(Component data from apps and pages)

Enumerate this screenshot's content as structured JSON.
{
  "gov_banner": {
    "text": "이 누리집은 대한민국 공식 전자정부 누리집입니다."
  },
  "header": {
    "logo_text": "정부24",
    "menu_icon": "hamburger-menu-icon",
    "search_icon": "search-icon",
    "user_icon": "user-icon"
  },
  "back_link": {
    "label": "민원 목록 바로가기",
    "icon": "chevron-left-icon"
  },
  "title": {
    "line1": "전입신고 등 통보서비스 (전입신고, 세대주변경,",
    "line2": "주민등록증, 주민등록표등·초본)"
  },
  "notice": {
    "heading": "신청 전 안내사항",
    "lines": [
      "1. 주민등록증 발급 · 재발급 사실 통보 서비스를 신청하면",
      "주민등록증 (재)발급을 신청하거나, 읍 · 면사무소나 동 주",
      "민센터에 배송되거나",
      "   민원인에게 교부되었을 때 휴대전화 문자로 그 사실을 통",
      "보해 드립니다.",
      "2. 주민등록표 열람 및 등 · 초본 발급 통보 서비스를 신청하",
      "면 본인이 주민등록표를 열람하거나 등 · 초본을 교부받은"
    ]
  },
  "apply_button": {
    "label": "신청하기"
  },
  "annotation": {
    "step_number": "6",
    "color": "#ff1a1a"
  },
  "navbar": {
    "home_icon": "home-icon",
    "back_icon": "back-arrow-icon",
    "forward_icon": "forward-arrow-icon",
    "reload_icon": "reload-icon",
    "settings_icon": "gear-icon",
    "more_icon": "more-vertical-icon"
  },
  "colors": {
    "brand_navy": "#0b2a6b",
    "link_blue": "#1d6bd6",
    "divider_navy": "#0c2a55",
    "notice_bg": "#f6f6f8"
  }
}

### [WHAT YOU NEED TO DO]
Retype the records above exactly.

### [OUTPUT OF THE EXERCISE]
Enumerate this screenshot's content as structured JSON.
{
  "gov_banner": {
    "text": "이 누리집은 대한민국 공식 전자정부 누리집입니다."
  },
  "header": {
    "logo_text": "정부24",
    "menu_icon": "hamburger-menu-icon",
    "search_icon": "search-icon",
    "user_icon": "user-icon"
  },
  "back_link": {
    "label": "민원 목록 바로가기",
    "icon": "chevron-left-icon"
  },
  "title": {
    "line1": "전입신고 등 통보서비스 (전입신고, 세대주변경,",
    "line2": "주민등록증, 주민등록표등·초본)"
  },
  "notice": {
    "heading": "신청 전 안내사항",
    "lines": [
      "1. 주민등록증 발급 · 재발급 사실 통보 서비스를 신청하면",
      "주민등록증 (재)발급을 신청하거나, 읍 · 면사무소나 동 주",
      "민센터에 배송되거나",
      "   민원인에게 교부되었을 때 휴대전화 문자로 그 사실을 통",
      "보해 드립니다.",
      "2. 주민등록표 열람 및 등 · 초본 발급 통보 서비스를 신청하",
      "면 본인이 주민등록표를 열람하거나 등 · 초본을 교부받은"
    ]
  },
  "apply_button": {
    "label": "신청하기"
  },
  "annotation": {
    "step_number": "6",
    "color": "#ff1a1a"
  },
  "navbar": {
    "home_icon": "home-icon",
    "back_icon": "back-arrow-icon",
    "forward_icon": "forward-arrow-icon",
    "reload_icon": "reload-icon",
    "settings_icon": "gear-icon",
    "more_icon": "more-vertical-icon"
  },
  "colors": {
    "brand_navy": "#0b2a6b",
    "link_blue": "#1d6bd6",
    "divider_navy": "#0c2a55",
    "notice_bg": "#f6f6f8"
  }
}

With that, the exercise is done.